After Brathwaite changed his name to Odimumba Kwamdela and went into self-imposed exile in Brooklyn, Brand was one of a number of editors, including Ghana-born journalist Sam Donkoh, future Share publisher Arnold Auguste, and the Guyanese-Canadian polymath Arnold Itwaru, who manned the helm of Spear through to the 1980s. With the changes, the journal’s quality improved and Spear‘s pages came to embody something of the cultural paradoxes of Black Canadian middle-class being. Thus, celebratory wedding notices were paired with Femi Ojo-Ade’s dense, theory-driven treatise “The Throes of Black Alienation.” Advertisements for living room sets combined with a three-part interview on white supremacy and capitalism with Roosevelt (Rosie) Douglas. Douglas, the late Prime Minister of Dominica, was at the time sitting in a Canadian jail waiting trial for an arson charge associated with student protests at Sir George Williams college in Montreal. Sometimes the juxtapositions were sublime. Spear occasionally found a sort of harmonic convergence of the parallel galaxies of Black political and aesthetic radicalism. In one issue, a profile of Jamaican diva Grace Jones ran next to an interview with Trini Trotskyite CLR James.

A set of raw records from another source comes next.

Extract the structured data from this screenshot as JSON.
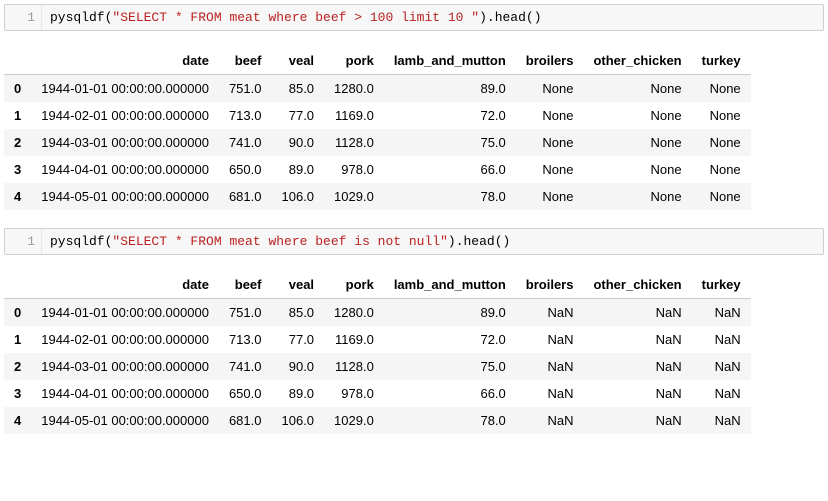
{
  "cells": [
    {
      "lineno": "1",
      "fn": "pysqldf",
      "open": "(",
      "str": "\"SELECT * FROM meat where beef > 100 limit 10 \"",
      "close": ")",
      "tail": ".head()"
    },
    {
      "lineno": "1",
      "fn": "pysqldf",
      "open": "(",
      "str": "\"SELECT * FROM meat where beef is not null\"",
      "close": ")",
      "tail": ".head()"
    }
  ],
  "columns": [
    "date",
    "beef",
    "veal",
    "pork",
    "lamb_and_mutton",
    "broilers",
    "other_chicken",
    "turkey"
  ],
  "tables": [
    {
      "null_label": "None",
      "rows": [
        {
          "idx": "0",
          "date": "1944-01-01 00:00:00.000000",
          "beef": "751.0",
          "veal": "85.0",
          "pork": "1280.0",
          "lamb_and_mutton": "89.0"
        },
        {
          "idx": "1",
          "date": "1944-02-01 00:00:00.000000",
          "beef": "713.0",
          "veal": "77.0",
          "pork": "1169.0",
          "lamb_and_mutton": "72.0"
        },
        {
          "idx": "2",
          "date": "1944-03-01 00:00:00.000000",
          "beef": "741.0",
          "veal": "90.0",
          "pork": "1128.0",
          "lamb_and_mutton": "75.0"
        },
        {
          "idx": "3",
          "date": "1944-04-01 00:00:00.000000",
          "beef": "650.0",
          "veal": "89.0",
          "pork": "978.0",
          "lamb_and_mutton": "66.0"
        },
        {
          "idx": "4",
          "date": "1944-05-01 00:00:00.000000",
          "beef": "681.0",
          "veal": "106.0",
          "pork": "1029.0",
          "lamb_and_mutton": "78.0"
        }
      ]
    },
    {
      "null_label": "NaN",
      "rows": [
        {
          "idx": "0",
          "date": "1944-01-01 00:00:00.000000",
          "beef": "751.0",
          "veal": "85.0",
          "pork": "1280.0",
          "lamb_and_mutton": "89.0"
        },
        {
          "idx": "1",
          "date": "1944-02-01 00:00:00.000000",
          "beef": "713.0",
          "veal": "77.0",
          "pork": "1169.0",
          "lamb_and_mutton": "72.0"
        },
        {
          "idx": "2",
          "date": "1944-03-01 00:00:00.000000",
          "beef": "741.0",
          "veal": "90.0",
          "pork": "1128.0",
          "lamb_and_mutton": "75.0"
        },
        {
          "idx": "3",
          "date": "1944-04-01 00:00:00.000000",
          "beef": "650.0",
          "veal": "89.0",
          "pork": "978.0",
          "lamb_and_mutton": "66.0"
        },
        {
          "idx": "4",
          "date": "1944-05-01 00:00:00.000000",
          "beef": "681.0",
          "veal": "106.0",
          "pork": "1029.0",
          "lamb_and_mutton": "78.0"
        }
      ]
    }
  ]
}
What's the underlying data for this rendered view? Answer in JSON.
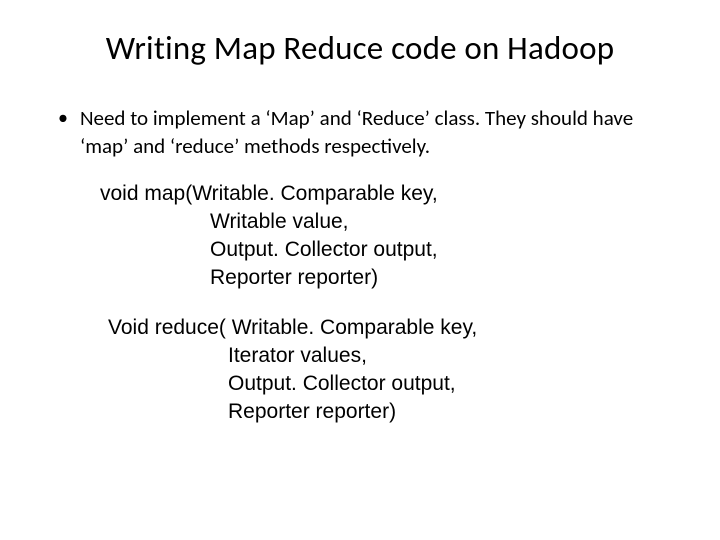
{
  "title": "Writing Map Reduce code on Hadoop",
  "bullet": {
    "dot": "•",
    "text": "Need to implement a ‘Map’ and ‘Reduce’ class. They should have ‘map’ and ‘reduce’ methods respectively."
  },
  "map_code": {
    "l1": "void map(Writable. Comparable key,",
    "l2": "Writable value,",
    "l3": "Output. Collector output,",
    "l4": "Reporter reporter)"
  },
  "reduce_code": {
    "l1": "Void reduce( Writable. Comparable key,",
    "l2": "Iterator values,",
    "l3": "Output. Collector output,",
    "l4": "Reporter reporter)"
  }
}
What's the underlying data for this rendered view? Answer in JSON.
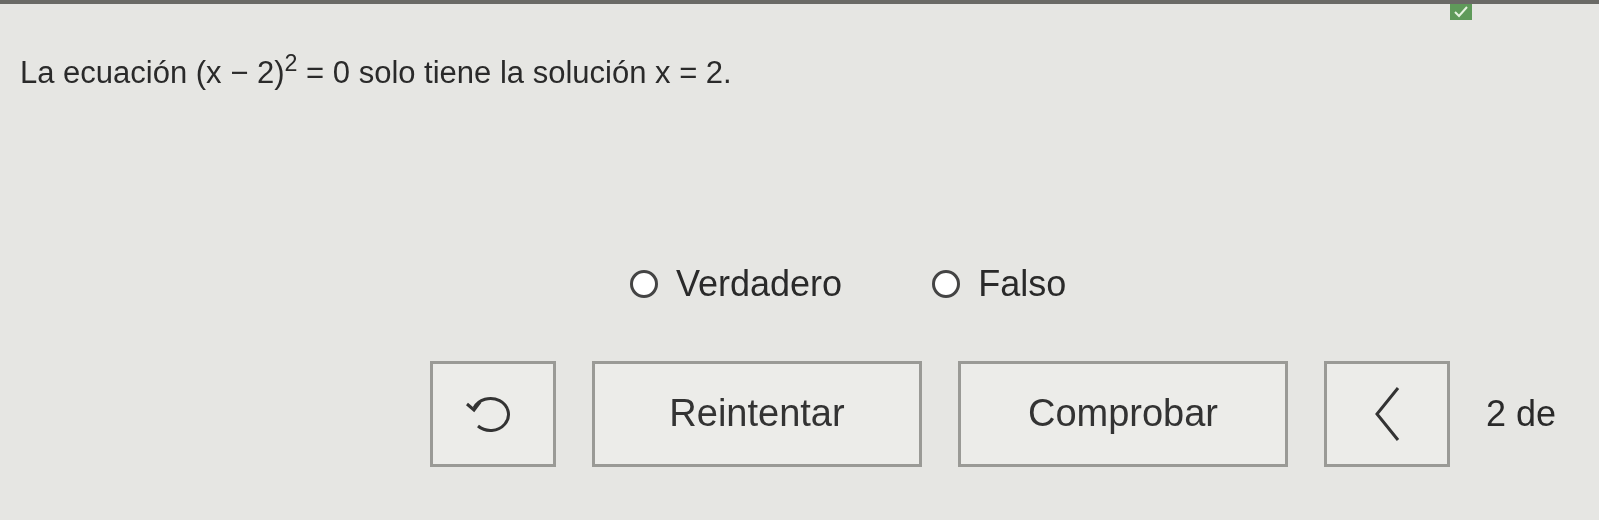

The moment wasn’t sustained. By the early 1980s, whatever radical edge Spear maintained was dulled. The advertising from local business was dwarfed first, by announcements from the Canadian government’s multicultural programs, and then by full-page spreads (replete with Black consumers) from Air Canada and Molson’s, the Canadian brewing conglomerate. The Black World dispatches disappeared (as did the Miss Spear centerfolds), replaced by recipes for Christmas cocktails and pensèes on proper table-settings. For the final few issues before it suspended publication in 1987, what was once Spear: Canada’s Truth And Soul was re-tagged as Spear: Canada’s Black Family Magazine. Brathwaite’s initial vision, and the RCMP’s early impression, appeared fulfilled.